5 wedding flower design ideas from famous designer Preston Bailey
Just in time for wedding season, event planner and celebrity floral designer Preston Bailey delivers Design with flowers, a new eye candy book filled with the arrangements of your wildest wedding dreams (Rizzoli, $ 45 at amazon.com). The over 200 pages inside are filled with photographs of his most dazzling belongings. “The flowers evoke a sense of celebration,” Bailey told InStyle.com of the tome (her sixth!). The key, he advises, is to keep it interesting. “There is a fine line between simple flowers and boring flowers. Make sure your flowers aren’t boring! How to do it, exactly? When you go to interview your potential wedding florist, be prepared. Here’s what you need to know before you go:
BE READY TO ANSWER THESE QUESTIONS “If I ask the right questions, every bride will tell me exactly what she wants,” says Bailey. “Instead of being bombarded with images from Pinterest, I like to embark on a gentle exploration of what a bride loves.” Therefore, you should be able to answer these questions.
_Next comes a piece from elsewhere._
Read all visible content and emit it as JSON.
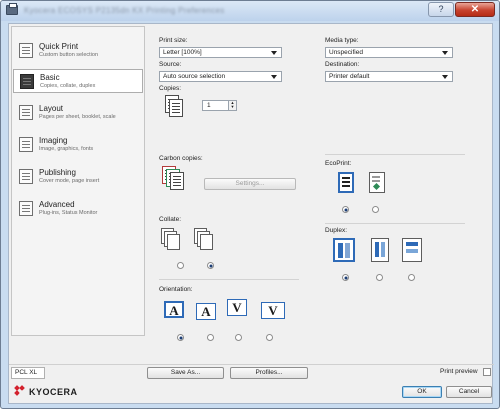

Otherwise, find the answers before you go! * What is your favorite flower? * What are your favorite colors? * Have you been to a wedding that she loved? And why? * What flowers and colors do you hate?
ASK FOR FLOWERS IN SEASON “The easiest way to save money is to use seasonal flowers,” says Bailey. Find this information online or just ask your florist. It’s not ugly.
CONSIDER ADDING SPARK A new trend in wedding flowers is having crystals hanging from your centerpieces or hidden as charms in the bridal bouquet. “While it depends on the bride if it’s for you, I happen to like a bit of sparkle,” he says. “If used correctly, it adds another dimension to flowers.”
BE CAREFUL OF THE ARRIVING TRAIN Sometimes a bride chooses to accessorize her aisle with petals, but unfortunately when she goes down she drags them all with her because of the drag of her dress. “Beware of this,” Bailey said.
GO FOR WHITE, GIRLS When it comes to the bridal bouquet, monotony is a key game. “As much as I love the color, I recommend an all-white bridal bouquet,” says Bailey. “If it is color, your eyes automatically turn to the colors of the bouquet as the bride walks down the aisle, distracting the bride and her dress.”
DON’T LEAVE WITHOUT ASKING THESE QUESTIONS Your florist is going to ask you tons of questions, but you need to grill them too. Here’s what you need to ask, suggests Bailey. 1) Are the flowers going to be fully opened for my wedding? 2) The containers you use for my centerpieces, are they mine or rented? (“This is very important in case one of the guesses takes away the centerpiece at the end of the party,” he says.) 3) What do you do with any remaining flowers? (“A good idea is to donate them to a retirement home.”
Click to see more of Preston Bailey’s breathtaking arrangements.